# Problem description
Each line of the data that mentions the string "accent" needs to be identified and copied.

# The data

=== Section Start ===

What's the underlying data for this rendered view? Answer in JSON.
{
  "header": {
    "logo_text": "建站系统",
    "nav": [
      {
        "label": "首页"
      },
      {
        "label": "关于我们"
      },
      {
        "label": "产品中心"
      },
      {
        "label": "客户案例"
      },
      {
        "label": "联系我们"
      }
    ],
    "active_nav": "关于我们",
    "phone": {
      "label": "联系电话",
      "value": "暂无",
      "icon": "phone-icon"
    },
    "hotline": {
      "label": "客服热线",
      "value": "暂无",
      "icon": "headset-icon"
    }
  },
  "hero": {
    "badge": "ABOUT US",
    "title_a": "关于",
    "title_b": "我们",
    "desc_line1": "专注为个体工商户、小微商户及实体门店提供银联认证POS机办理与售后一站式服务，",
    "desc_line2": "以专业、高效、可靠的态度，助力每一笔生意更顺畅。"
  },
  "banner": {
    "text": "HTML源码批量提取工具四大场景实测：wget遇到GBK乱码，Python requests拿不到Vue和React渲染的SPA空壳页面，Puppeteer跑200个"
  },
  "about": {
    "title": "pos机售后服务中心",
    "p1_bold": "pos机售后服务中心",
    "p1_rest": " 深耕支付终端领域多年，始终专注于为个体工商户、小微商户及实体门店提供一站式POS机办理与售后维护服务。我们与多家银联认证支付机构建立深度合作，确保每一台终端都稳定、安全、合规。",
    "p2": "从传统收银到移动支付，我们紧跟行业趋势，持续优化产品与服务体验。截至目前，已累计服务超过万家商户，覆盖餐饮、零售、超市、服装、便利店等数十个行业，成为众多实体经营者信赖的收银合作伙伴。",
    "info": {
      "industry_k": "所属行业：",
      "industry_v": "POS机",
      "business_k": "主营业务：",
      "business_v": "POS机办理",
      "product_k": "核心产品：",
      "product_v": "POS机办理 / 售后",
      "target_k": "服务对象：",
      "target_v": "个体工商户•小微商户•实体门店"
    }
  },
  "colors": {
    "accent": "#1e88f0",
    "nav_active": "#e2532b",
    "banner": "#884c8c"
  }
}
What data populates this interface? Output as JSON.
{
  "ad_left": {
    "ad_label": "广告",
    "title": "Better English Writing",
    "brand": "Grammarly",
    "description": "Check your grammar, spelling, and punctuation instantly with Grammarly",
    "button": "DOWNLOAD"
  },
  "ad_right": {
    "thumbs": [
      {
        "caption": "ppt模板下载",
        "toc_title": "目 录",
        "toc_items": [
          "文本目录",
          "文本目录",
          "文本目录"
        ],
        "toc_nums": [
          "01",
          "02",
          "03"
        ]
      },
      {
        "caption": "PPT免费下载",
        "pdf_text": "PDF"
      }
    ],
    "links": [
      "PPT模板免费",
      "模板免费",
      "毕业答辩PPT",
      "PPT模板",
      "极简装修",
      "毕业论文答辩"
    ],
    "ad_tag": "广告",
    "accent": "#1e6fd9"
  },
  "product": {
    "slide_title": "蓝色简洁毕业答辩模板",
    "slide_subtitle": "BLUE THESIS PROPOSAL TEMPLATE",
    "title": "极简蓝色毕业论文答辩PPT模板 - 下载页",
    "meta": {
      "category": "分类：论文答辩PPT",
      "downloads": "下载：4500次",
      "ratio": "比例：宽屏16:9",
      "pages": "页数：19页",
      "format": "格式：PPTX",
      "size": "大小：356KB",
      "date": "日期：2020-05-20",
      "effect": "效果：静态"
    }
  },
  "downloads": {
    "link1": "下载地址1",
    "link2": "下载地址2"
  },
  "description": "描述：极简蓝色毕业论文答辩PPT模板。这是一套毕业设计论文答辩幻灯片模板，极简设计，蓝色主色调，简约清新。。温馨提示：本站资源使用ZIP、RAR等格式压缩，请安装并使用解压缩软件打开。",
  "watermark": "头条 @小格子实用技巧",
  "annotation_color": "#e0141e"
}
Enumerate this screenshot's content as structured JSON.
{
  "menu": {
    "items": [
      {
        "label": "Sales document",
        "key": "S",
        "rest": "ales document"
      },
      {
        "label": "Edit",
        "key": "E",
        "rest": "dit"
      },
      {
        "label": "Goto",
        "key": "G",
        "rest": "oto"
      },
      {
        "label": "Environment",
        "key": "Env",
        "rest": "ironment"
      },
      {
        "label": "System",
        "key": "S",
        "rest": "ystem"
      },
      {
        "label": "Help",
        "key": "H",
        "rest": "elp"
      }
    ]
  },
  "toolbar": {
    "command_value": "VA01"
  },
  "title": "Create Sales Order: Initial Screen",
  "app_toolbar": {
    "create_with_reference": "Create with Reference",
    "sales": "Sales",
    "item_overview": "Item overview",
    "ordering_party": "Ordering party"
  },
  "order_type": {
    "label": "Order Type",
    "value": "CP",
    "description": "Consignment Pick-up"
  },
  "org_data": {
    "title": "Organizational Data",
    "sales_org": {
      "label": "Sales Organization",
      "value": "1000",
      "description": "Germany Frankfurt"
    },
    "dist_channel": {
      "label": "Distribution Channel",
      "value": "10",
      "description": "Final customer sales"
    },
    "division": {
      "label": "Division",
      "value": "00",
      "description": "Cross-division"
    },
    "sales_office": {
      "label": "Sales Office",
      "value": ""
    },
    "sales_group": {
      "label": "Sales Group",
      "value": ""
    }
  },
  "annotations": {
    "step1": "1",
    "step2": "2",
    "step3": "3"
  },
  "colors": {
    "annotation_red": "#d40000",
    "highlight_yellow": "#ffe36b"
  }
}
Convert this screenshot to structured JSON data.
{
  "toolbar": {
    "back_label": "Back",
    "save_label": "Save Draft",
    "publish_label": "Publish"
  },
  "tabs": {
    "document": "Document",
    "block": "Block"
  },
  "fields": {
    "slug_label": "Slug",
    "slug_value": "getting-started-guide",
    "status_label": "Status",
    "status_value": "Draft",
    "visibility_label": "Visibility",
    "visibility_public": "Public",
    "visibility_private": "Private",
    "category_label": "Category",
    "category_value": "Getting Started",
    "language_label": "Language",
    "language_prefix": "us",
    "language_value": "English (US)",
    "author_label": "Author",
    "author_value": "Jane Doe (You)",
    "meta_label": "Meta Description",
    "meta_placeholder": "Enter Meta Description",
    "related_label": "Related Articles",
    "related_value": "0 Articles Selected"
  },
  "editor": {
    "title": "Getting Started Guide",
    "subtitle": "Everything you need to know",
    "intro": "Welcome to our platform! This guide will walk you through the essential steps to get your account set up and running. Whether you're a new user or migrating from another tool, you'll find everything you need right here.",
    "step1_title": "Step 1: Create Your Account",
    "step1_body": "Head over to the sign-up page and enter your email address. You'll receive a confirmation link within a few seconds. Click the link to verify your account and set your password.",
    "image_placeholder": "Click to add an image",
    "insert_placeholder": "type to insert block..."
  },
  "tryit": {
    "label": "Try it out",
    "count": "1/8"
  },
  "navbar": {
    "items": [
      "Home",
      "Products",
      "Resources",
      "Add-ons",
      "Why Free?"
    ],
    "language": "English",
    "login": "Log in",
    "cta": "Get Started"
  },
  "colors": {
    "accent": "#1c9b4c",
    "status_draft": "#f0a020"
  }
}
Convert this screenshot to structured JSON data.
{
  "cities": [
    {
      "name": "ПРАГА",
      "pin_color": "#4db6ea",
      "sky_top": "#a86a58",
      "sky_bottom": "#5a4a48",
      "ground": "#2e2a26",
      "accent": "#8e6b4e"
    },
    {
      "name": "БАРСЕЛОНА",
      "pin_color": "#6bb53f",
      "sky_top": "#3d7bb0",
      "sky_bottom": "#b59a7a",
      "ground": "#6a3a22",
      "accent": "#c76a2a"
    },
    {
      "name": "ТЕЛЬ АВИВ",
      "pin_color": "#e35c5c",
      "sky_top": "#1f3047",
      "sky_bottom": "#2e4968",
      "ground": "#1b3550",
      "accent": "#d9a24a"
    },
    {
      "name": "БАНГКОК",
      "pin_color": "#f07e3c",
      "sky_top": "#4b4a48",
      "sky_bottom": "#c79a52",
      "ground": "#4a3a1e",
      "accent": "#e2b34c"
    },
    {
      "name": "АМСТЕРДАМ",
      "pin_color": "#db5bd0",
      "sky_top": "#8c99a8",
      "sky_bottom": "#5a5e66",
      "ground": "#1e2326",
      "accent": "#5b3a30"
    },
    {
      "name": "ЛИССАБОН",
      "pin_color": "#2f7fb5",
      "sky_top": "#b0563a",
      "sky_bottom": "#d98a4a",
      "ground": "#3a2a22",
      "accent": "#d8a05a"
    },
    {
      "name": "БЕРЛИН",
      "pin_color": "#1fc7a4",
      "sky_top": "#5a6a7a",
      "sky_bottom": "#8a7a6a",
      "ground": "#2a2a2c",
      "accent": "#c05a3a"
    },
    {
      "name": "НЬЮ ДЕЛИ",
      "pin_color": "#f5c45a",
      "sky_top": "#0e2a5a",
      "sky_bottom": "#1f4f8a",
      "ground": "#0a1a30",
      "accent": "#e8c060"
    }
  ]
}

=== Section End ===

# Exercise response
    "accent": "#1e88f0",
    "accent": "#1e6fd9"
    "accent": "#1c9b4c",
      "accent": "#8e6b4e"
      "accent": "#c76a2a"
      "accent": "#d9a24a"
      "accent": "#e2b34c"
      "accent": "#5b3a30"
      "accent": "#d8a05a"
      "accent": "#c05a3a"
      "accent": "#e8c060"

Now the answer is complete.